The report added that the Bangladesh government’s regulatory system would be ‘strengthened in line with internationally accepted procedures, and procurement capacity would be enhanced as needed, including through recruitment of procurement (and financial management) consultants.’
The programme is mainly funded by the government of Bangladesh, but the Asian Development Bank and the World Bank loaned the government $320 million and $300 million respectively, and the UK government gave $110 million, the European Union $55 million and the Canadian government $48 million, along with smaller amounts by other donors.
Rudi van Dael, senior social sector specialist, Bangladesh Resident Mission, Asian Development Bank, told New Age that it was currently discussing 15 of the contracts (valued at approximately $2.04 million) with the government. ‘As we are still in the midst of discussions, ADB is unable to provide any further details.’
He said, ‘ADB, World Bank and other development partners, in common with the ministry of primary and mass education, take a zero tolerance approach to fraud and corruption.’
The ADB does not explain why out of the report’s initial findings of 91 ‘corrupt’ procurement packages, it was only concerned with 15.
A spokesperson for the European Union Delegation told New Age, ‘We appreciate that several important initiatives have been taken by the government to strengthen and improve capacity in the area of procurement. We also appreciate that LGED analysed the findings from the reviews and took its own actions – firms involved in the collusive malpractice are blacklisted.’
The World Bank disputed that 91 contracts were ever in question, and told New Age that it had ‘zero tolerance’ to corruption. ‘The World Bank maintains due diligence to ensure that every dollar is spent for the purpose intended.
Donors point out that the education programme has ‘gone a long way to improving the quality and reach of primary education in Bangladesh, which will, in turn, support longer-term economic and social development.’

Donors and Audit Transparency

Here is a first of a number of opinion pieces published today in New Age, relating to the two previously published reports on financial irregularities in the World Bank and donor supported health sector programmes. The two articles are:  'Audit finds $70m irregularities' and '$428m or irregularities in 8 years'.

The article below contains links to relevant documents:

Donors and audit transparency

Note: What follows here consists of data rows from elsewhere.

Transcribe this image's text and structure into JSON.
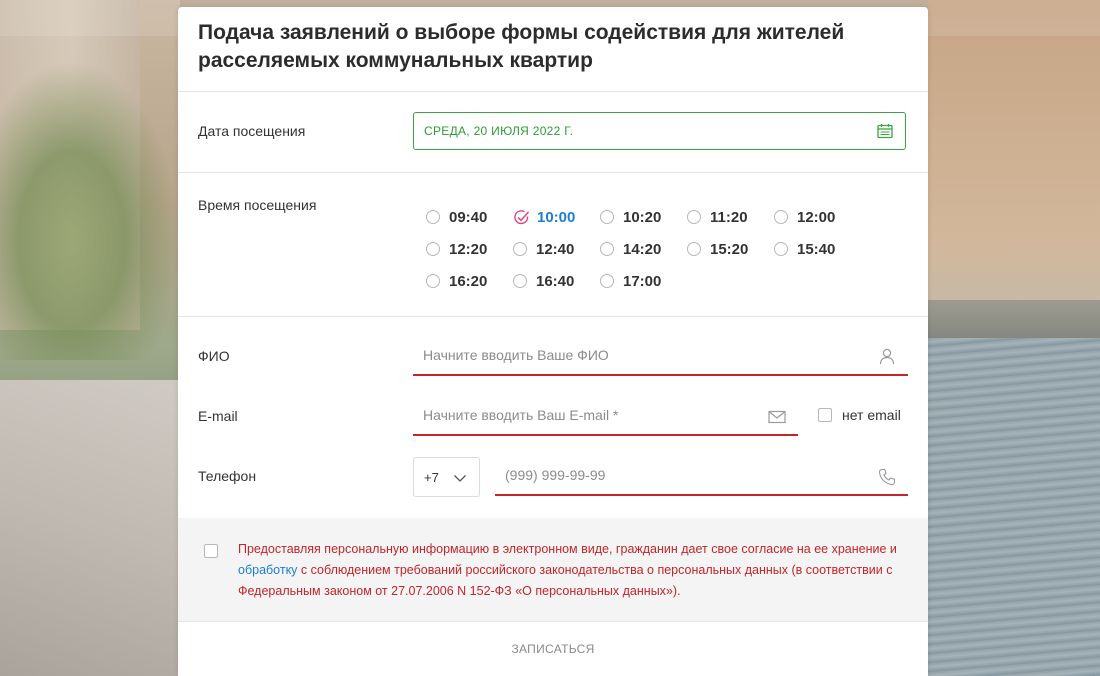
{
  "form": {
    "title": "Подача заявлений о выборе формы содействия для жителей расселяемых коммунальных квартир",
    "date": {
      "label": "Дата посещения",
      "value": "СРЕДА, 20 ИЮЛЯ 2022 Г.",
      "icon": "calendar-icon"
    },
    "time": {
      "label": "Время посещения",
      "selected": "10:00",
      "slots": [
        "09:40",
        "10:00",
        "10:20",
        "11:20",
        "12:00",
        "12:20",
        "12:40",
        "14:20",
        "15:20",
        "15:40",
        "16:20",
        "16:40",
        "17:00"
      ]
    },
    "fio": {
      "label": "ФИО",
      "placeholder": "Начните вводить Ваше ФИО",
      "icon": "user-icon"
    },
    "email": {
      "label": "E-mail",
      "placeholder": "Начните вводить Ваш E-mail *",
      "icon": "envelope-icon",
      "no_email_label": "нет email"
    },
    "phone": {
      "label": "Телефон",
      "country_code": "+7",
      "placeholder": "(999) 999-99-99",
      "icon": "phone-icon"
    },
    "consent": {
      "text_before": "Предоставляя персональную информацию в электронном виде, гражданин дает свое согласие на ее хранение и ",
      "link_text": "обработку",
      "text_after": " с соблюдением требований российского законодательства о персональных данных (в соответствии с Федеральным законом от 27.07.2006 N 152-ФЗ «О персональных данных»)."
    },
    "submit_label": "ЗАПИСАТЬСЯ"
  },
  "colors": {
    "accent_green": "#3aa542",
    "error_red": "#c4262b",
    "link_blue": "#1a7fd4"
  }
}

by David Bergman
THE financial irregularities identified in the donor-supported ministry of health programmes, implemented between 2003 and 2012, involve mind-bogglingly large numbers.
In the recently completed eight-year programme, irregularities involving $470 million were identified (‘428m irregularities in 8 years’, New Age, June 30) and in 2012–3, the most recent audit of the current health programme identified $70 million, which is nearly a third of the total audited expenditure. (‘Audit finds $70m spending irregularities’, New Age, June 29).
This does not mean that all the money was gobbled up by greedy ministry officials — some of it was also wasted, or spent on contracts given through illegal procedures.
The audits themselves raise a number of important questions about the integrity of development programmes in Bangladesh and how donors should respond to information about financial irregularities. However, this first article considers the transparency of donors towards the audit reports which they receive from government.